This freedom of movement allows for both men and women to recruit help from their families when necessary. The main result from our computer simulations and co-residence data was that although both husbands and wives try to maximise the number of family members living close by, neither sex has the upper hand. This implies that neither one ends up living with their relatives but instead reside with a small proportion of relatives and in-laws and a large number of unrelated individuals. Rules of sharing are therefore extended to unrelated co-residents, and movement between camps is frequently used as a way to avoid the less cooperative individuals.

These populations could not have evolved in harsh environments without placing cooperation between the sexes and families at the heart of their lifestyle. In a nutshell, this means that egalitarianism, food sharing, large-scale cooperation and sex equality are all a matter of necessity in hunter-gatherers.

The evolution of fairness

Our simulations are a simple mechanistic answer for the puzzle of why modern hunter-gatherers live with so few kin, but they have huge implications for our understanding of human evolution, and also of human nature.

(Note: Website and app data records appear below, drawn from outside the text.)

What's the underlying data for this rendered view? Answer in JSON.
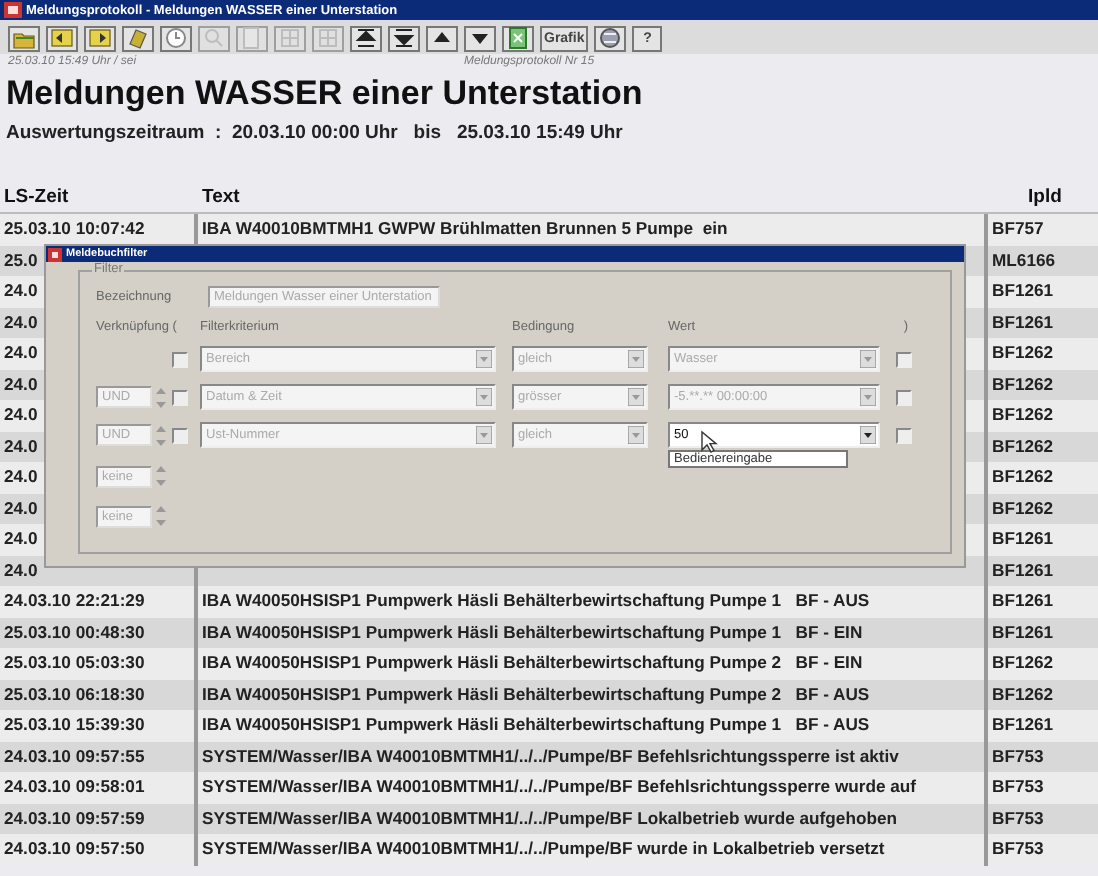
{
  "window": {
    "title": "Meldungsprotokoll - Meldungen WASSER einer Unterstation"
  },
  "toolbar": [
    {
      "kind": "icon",
      "disabled": false
    },
    {
      "kind": "icon",
      "disabled": false
    },
    {
      "kind": "icon",
      "disabled": false
    },
    {
      "kind": "icon",
      "disabled": false
    },
    {
      "kind": "icon",
      "disabled": false
    },
    {
      "kind": "icon",
      "disabled": true
    },
    {
      "kind": "icon",
      "disabled": true
    },
    {
      "kind": "icon",
      "disabled": true
    },
    {
      "kind": "icon",
      "disabled": true
    },
    {
      "kind": "icon",
      "disabled": false
    },
    {
      "kind": "icon",
      "disabled": false
    },
    {
      "kind": "icon",
      "disabled": false
    },
    {
      "kind": "icon",
      "disabled": false
    },
    {
      "kind": "icon",
      "disabled": false
    },
    {
      "kind": "text",
      "label": "Grafik",
      "disabled": false
    },
    {
      "kind": "icon",
      "disabled": false
    },
    {
      "kind": "text",
      "label": "?",
      "disabled": false
    }
  ],
  "report": {
    "timestamp": "25.03.10 15:49 Uhr / sei",
    "number": "Meldungsprotokoll Nr 15",
    "heading": "Meldungen WASSER einer Unterstation",
    "period": "Auswertungszeitraum  :  20.03.10 00:00 Uhr   bis   25.03.10 15:49 Uhr"
  },
  "table": {
    "columns": [
      "LS-Zeit",
      "Text",
      "Ipld"
    ],
    "rows": [
      {
        "time": "25.03.10 10:07:42",
        "text": "IBA W40010BMTMH1 GWPW Brühlmatten Brunnen 5 Pumpe  ein",
        "ipld": "BF757"
      },
      {
        "time": "25.0",
        "ipld": "ML6166"
      },
      {
        "time": "24.0",
        "ipld": "BF1261"
      },
      {
        "time": "24.0",
        "ipld": "BF1261"
      },
      {
        "time": "24.0",
        "ipld": "BF1262"
      },
      {
        "time": "24.0",
        "ipld": "BF1262"
      },
      {
        "time": "24.0",
        "ipld": "BF1262"
      },
      {
        "time": "24.0",
        "ipld": "BF1262"
      },
      {
        "time": "24.0",
        "ipld": "BF1262"
      },
      {
        "time": "24.0",
        "ipld": "BF1262"
      },
      {
        "time": "24.0",
        "ipld": "BF1261"
      },
      {
        "time": "24.0",
        "ipld": "BF1261"
      },
      {
        "time": "24.03.10 22:21:29",
        "text": "IBA W40050HSISP1 Pumpwerk Häsli Behälterbewirtschaftung Pumpe 1   BF - AUS",
        "ipld": "BF1261"
      },
      {
        "time": "25.03.10 00:48:30",
        "text": "IBA W40050HSISP1 Pumpwerk Häsli Behälterbewirtschaftung Pumpe 1   BF - EIN",
        "ipld": "BF1261"
      },
      {
        "time": "25.03.10 05:03:30",
        "text": "IBA W40050HSISP1 Pumpwerk Häsli Behälterbewirtschaftung Pumpe 2   BF - EIN",
        "ipld": "BF1262"
      },
      {
        "time": "25.03.10 06:18:30",
        "text": "IBA W40050HSISP1 Pumpwerk Häsli Behälterbewirtschaftung Pumpe 2   BF - AUS",
        "ipld": "BF1262"
      },
      {
        "time": "25.03.10 15:39:30",
        "text": "IBA W40050HSISP1 Pumpwerk Häsli Behälterbewirtschaftung Pumpe 1   BF - AUS",
        "ipld": "BF1261"
      },
      {
        "time": "24.03.10 09:57:55",
        "text": "SYSTEM/Wasser/IBA W40010BMTMH1/../../Pumpe/BF Befehlsrichtungssperre ist aktiv",
        "ipld": "BF753"
      },
      {
        "time": "24.03.10 09:58:01",
        "text": "SYSTEM/Wasser/IBA W40010BMTMH1/../../Pumpe/BF Befehlsrichtungssperre wurde auf",
        "ipld": "BF753"
      },
      {
        "time": "24.03.10 09:57:59",
        "text": "SYSTEM/Wasser/IBA W40010BMTMH1/../../Pumpe/BF Lokalbetrieb wurde aufgehoben",
        "ipld": "BF753"
      },
      {
        "time": "24.03.10 09:57:50",
        "text": "SYSTEM/Wasser/IBA W40010BMTMH1/../../Pumpe/BF wurde in Lokalbetrieb versetzt",
        "ipld": "BF753"
      }
    ]
  },
  "dialog": {
    "title": "Meldebuchfilter",
    "group": "Filter",
    "name_label": "Bezeichnung",
    "name_value": "Meldungen Wasser einer Unterstation",
    "headers": [
      "Verknüpfung (",
      "Filterkriterium",
      "Bedingung",
      "Wert",
      ")"
    ],
    "filters": [
      {
        "open_paren": false,
        "criterion": "Bereich",
        "condition": "gleich",
        "value": {
          "text": "Wasser",
          "disabled": true
        },
        "close_paren": false
      },
      {
        "operator": "UND",
        "open_paren": false,
        "criterion": "Datum & Zeit",
        "condition": "grösser",
        "value": {
          "text": "-5.**.** 00:00:00",
          "disabled": true
        },
        "close_paren": false
      },
      {
        "operator": "UND",
        "open_paren": false,
        "criterion": "Ust-Nummer",
        "condition": "gleich",
        "value": {
          "text": "50",
          "disabled": false
        },
        "suggestion": "Bedienereingabe",
        "close_paren": false
      }
    ],
    "extra_operators": [
      "keine",
      "keine"
    ]
  }
}
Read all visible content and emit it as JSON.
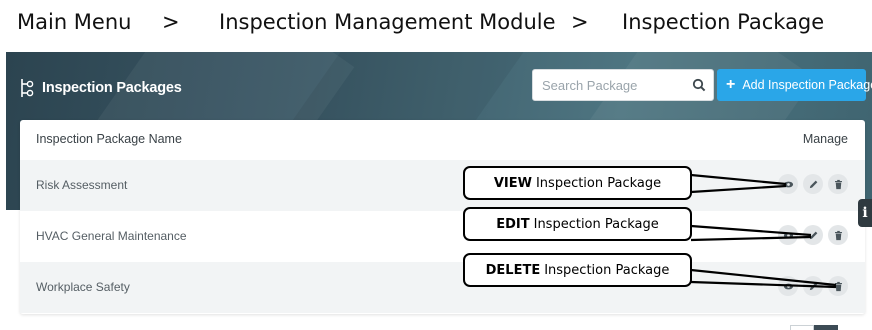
{
  "breadcrumb": {
    "items": [
      "Main Menu",
      "Inspection Management Module",
      "Inspection Package"
    ],
    "separator": ">"
  },
  "header": {
    "title": "Inspection Packages",
    "search_placeholder": "Search Package",
    "add_button_label": "Add Inspection Package"
  },
  "table": {
    "columns": {
      "name": "Inspection Package Name",
      "manage": "Manage"
    },
    "rows": [
      {
        "name": "Risk Assessment"
      },
      {
        "name": "HVAC General Maintenance"
      },
      {
        "name": "Workplace Safety"
      }
    ]
  },
  "callouts": {
    "view": {
      "bold": "VIEW",
      "text": "Inspection Package"
    },
    "edit": {
      "bold": "EDIT",
      "text": "Inspection Package"
    },
    "delete": {
      "bold": "DELETE",
      "text": "Inspection Package"
    }
  },
  "side_tab": {
    "label": "i"
  },
  "colors": {
    "header_bg": "#3a5866",
    "accent": "#2aa6e8",
    "row_alt": "#f2f4f5"
  },
  "icons": [
    "tree-icon",
    "search-icon",
    "plus-icon",
    "eye-icon",
    "pencil-icon",
    "trash-icon"
  ]
}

The fact that we are able to live, interact and cooperate with unrelated individuals and not only with kin has been recently identified as the most fundamental difference between human societies and other animal societies.

Of course, humans have the capacity to be anything, from the most cruel and unequal species, with sex slavery and warfare, to the most cooperative and caring animal, with people donating blood to complete strangers. Good and evil are just the two extremes of our malleable nature. However, the few surviving hunter-gatherers groups show us that without the equality and cooperation between sexes that they share with our distant ancestors many of the characteristics that we like to call “uniquely human”, such as caring for others and fairness, would probably not have evolved.

Andrea Migliano receives funding from The Leverhulme Trust. She is also a member of Agta Aid.

Lucio Vinicius receives funding from the Leverhulme Trust.

Authors: The Conversation

Read more http://theconversation.com/why-our-ancestors-were-more-gender-equal-than-us-41902

Writers Wanted

The Mitchells vs The Machines shows 'smart' tech might be less of a threat to family bonds than we fear

arrow_forward

The Essentials of DIY Home Repairs: What You'll Need

arrow_forward

The Conversation
INTERWEBS DIGITAL AGENCY

Politics

Prime Minister interview with Karl Stefanovic and Allison Langdon

Karl Stefanovic: PM, good morning to you. Do you have blood on your hands?   PRIME MINISTER: No, it's obviously absurd. What we're doing here is we've got a temporary pause in place because we'v...

Karl Stefanovic and Allison Langdon - avatar Karl Stefanovic and Allison Langdon

Prime Minister Scott Morrison delivered Keynote Address at AFR Business Summit

Well, thank you all for the opportunity to come and be with you here today. Can I also acknowledge the Gadigal people, the Eora Nation, the elders past and present and future. Can I also acknowled...

Scott Morrison - avatar Scott Morrison

Morrison Government commits record $9B to social security safety net

The Morrison Government is enhancing our social security safety net by increasing support for unemployed Australians while strengthening their obligations to search for work.   From March the ...

Scott Morrison - avatar Scott Morrison

Business News

The logistics behind setting up massive vaccination hubs in South Australia

To scale up the South Australian vaccination rollout, Portable Partitions Australia were approached by SA Health to urgently provide 78 vaccinations booths across the Northern and Central mass vac...

NewsCo - avatar NewsCo

The Age Of Advertising: The Importance of Online Business Advertisements

The language of advertising had long grown since its modern beginning in the 15th century when printing was all the jazz. Nowadays, it continues to flourish and adapt as new mediums are created, a...

NewsCo - avatar NewsCo

What is Hampering Your Good Sleep? 7 Things to Check

A good sleep is the pillar of a healthy body and a strong mind. Countless studies have proven how a good night’s sleep goes hand in hand with good health and a productive day ahead. Sleep has an i...

NewsCo - avatar NewsCo